Continuing our run of intriguing and original films from eclectic filmmakers, we have the feature film debut from Joachim Trier, which looks at the lives of a group of 20-somethings living in Oslo, Norwayone of my top 10 favorite cities in the world incidentallyand while it’s not a film that can be immediately categorized or described in terms of plot, nor is it something that might appeal to casual filmgoers. Those who enjoy well-done character dramas and innovative filmmaking should appreciate the intricate and layered story created by Trier with his writing partner Eskil Vogt about young people in their hometown. Maybe I was able to appreciate it more having spent a good amount of time in Oslo myself, so I understand the environment, but I was really taken by this look at two 20-something Norwegian friends, Erik and Philip, and their forays in the world of literature, which reminded me of a French film from last year called Poison Friends. The movie used a similar setting for character drama but didn’t have nearly as interesting characters, as the ones in Trier’s. On the surface, the movie is about filling in the blanks of the lives of two friends who we meet as they’re mailing out the manuscripts for their first novels. Three years later, their dreams of glory have taken very different paths and things haven’t exactly worked out as they planned. Philip, played by Ander Danielsen Lie in an unforgettable performance, has the most interesting character arc, as his story involves a sad and poignant love for a pretty girl named Kari that brings out a case of schizophrenia and depression, which throws his success as a writer into a loop. Erik’s story mainly involves his love of a reclusive Norwegian author whose career he’s trying to emulate. It’s a clever and enigmatic film that uses a non-linear storytelling structure in a very different way then how we’ve seen in the past, and Trier has surrounded the duo with a hilarious group of obnoxious friends who keep things light and entertaining during the heavy drama. What’s amazing is how fully you get absorbed into the lives of these characters and how every seemingly disparate scene ultimately makes sense in the grander scheme of things. Obviously, I don’t want to give away too much because there’s lot of layers to the film that must be discovered and appreciated on one’s own, but if you’re a fan of the early films of Danny Boyle, movies like Zack Braf’s Garden State or Alfonso Cuaron’s Y tu mama tambien or the work of Susanne Bier, then you should be in the proper head to appreciate Trier’s debut. You definitely will want to track Reprise down when it opens in New York and L.A. this weekend.
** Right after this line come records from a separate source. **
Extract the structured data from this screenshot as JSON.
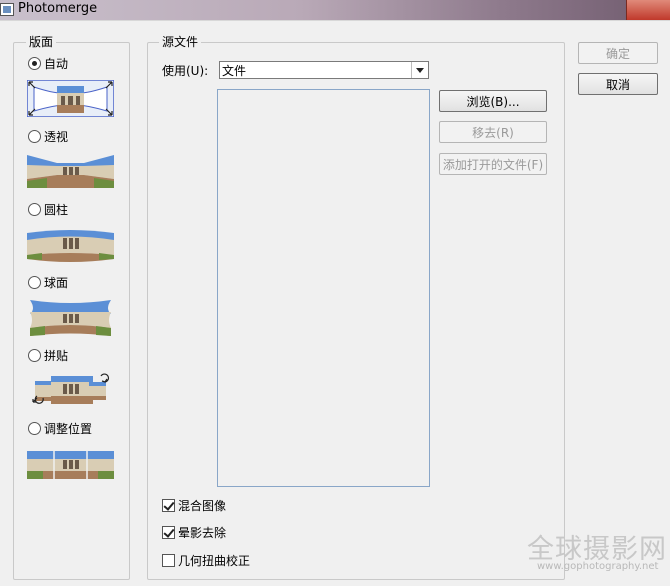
{
  "window": {
    "title": "Photomerge"
  },
  "layout_group": {
    "legend": "版面",
    "options": [
      {
        "label": "自动",
        "checked": true
      },
      {
        "label": "透视",
        "checked": false
      },
      {
        "label": "圆柱",
        "checked": false
      },
      {
        "label": "球面",
        "checked": false
      },
      {
        "label": "拼贴",
        "checked": false
      },
      {
        "label": "调整位置",
        "checked": false
      }
    ]
  },
  "source_group": {
    "legend": "源文件",
    "use_label": "使用(U):",
    "use_value": "文件",
    "browse_button": "浏览(B)...",
    "remove_button": "移去(R)",
    "add_open_files_button": "添加打开的文件(F)"
  },
  "options": {
    "blend_images": {
      "label": "混合图像",
      "checked": true
    },
    "vignette_removal": {
      "label": "晕影去除",
      "checked": true
    },
    "geometric_distortion": {
      "label": "几何扭曲校正",
      "checked": false
    }
  },
  "buttons": {
    "ok": "确定",
    "cancel": "取消"
  },
  "watermark": {
    "main": "全球摄影网",
    "url": "www.gophotography.net"
  },
  "colors": {
    "sky": "#5b8fd6",
    "building": "#d9cdb4",
    "ground": "#a77d5a",
    "grass": "#6d8e3f",
    "list_border": "#89a6c8"
  }
}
Also in Limited Release:
(Actually, this one might have been good since it won the Jury Prize at Sundance in 2007, but I missed it there and haven’t had a chance to see it since then, so I couldn’t consider it for “The Chosen One.”)
Sangre de mi sangre (IFC First Take) – Christopher Zalla’s drama about a Mexican boy who sneaks into the country to find his long-lost father only to have his identity stolen by an impostor will open in New York at the IFC Center after winning the Grand Jury prize at the 2007 Sundance Film Festival (as “Padre Nuestro”)
Next week, it’s the return of a cinematic icon as Harrison Ford, Steven Spielberg and George Lucas reunite for Indiana Jones and the Kingdom of the Crystal Skull (Paramount)!